◆ **Exercise data**
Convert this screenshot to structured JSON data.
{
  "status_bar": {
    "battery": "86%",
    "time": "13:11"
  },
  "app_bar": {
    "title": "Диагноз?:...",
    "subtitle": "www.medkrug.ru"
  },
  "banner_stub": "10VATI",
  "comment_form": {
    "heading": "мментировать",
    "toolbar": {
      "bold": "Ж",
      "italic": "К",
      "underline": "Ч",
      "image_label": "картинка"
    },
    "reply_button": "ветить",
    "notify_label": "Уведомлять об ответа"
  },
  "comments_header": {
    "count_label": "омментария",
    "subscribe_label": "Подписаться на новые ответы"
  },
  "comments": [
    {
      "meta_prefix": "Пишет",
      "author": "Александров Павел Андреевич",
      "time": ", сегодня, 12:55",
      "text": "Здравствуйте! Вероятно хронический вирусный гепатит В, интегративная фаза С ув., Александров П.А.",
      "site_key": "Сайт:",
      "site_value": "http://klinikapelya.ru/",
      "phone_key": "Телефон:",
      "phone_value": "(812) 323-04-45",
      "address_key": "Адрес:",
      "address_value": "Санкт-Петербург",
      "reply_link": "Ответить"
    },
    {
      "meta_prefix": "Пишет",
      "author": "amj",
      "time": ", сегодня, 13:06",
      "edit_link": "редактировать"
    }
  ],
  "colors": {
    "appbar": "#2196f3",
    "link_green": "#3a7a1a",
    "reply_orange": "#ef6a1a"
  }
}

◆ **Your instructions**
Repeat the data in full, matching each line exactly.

◆ **Problem solution**
Convert this screenshot to structured JSON data.
{
  "status_bar": {
    "battery": "86%",
    "time": "13:11"
  },
  "app_bar": {
    "title": "Диагноз?:...",
    "subtitle": "www.medkrug.ru"
  },
  "banner_stub": "10VATI",
  "comment_form": {
    "heading": "мментировать",
    "toolbar": {
      "bold": "Ж",
      "italic": "К",
      "underline": "Ч",
      "image_label": "картинка"
    },
    "reply_button": "ветить",
    "notify_label": "Уведомлять об ответа"
  },
  "comments_header": {
    "count_label": "омментария",
    "subscribe_label": "Подписаться на новые ответы"
  },
  "comments": [
    {
      "meta_prefix": "Пишет",
      "author": "Александров Павел Андреевич",
      "time": ", сегодня, 12:55",
      "text": "Здравствуйте! Вероятно хронический вирусный гепатит В, интегративная фаза С ув., Александров П.А.",
      "site_key": "Сайт:",
      "site_value": "http://klinikapelya.ru/",
      "phone_key": "Телефон:",
      "phone_value": "(812) 323-04-45",
      "address_key": "Адрес:",
      "address_value": "Санкт-Петербург",
      "reply_link": "Ответить"
    },
    {
      "meta_prefix": "Пишет",
      "author": "amj",
      "time": ", сегодня, 13:06",
      "edit_link": "редактировать"
    }
  ],
  "colors": {
    "appbar": "#2196f3",
    "link_green": "#3a7a1a",
    "reply_orange": "#ef6a1a"
  }
}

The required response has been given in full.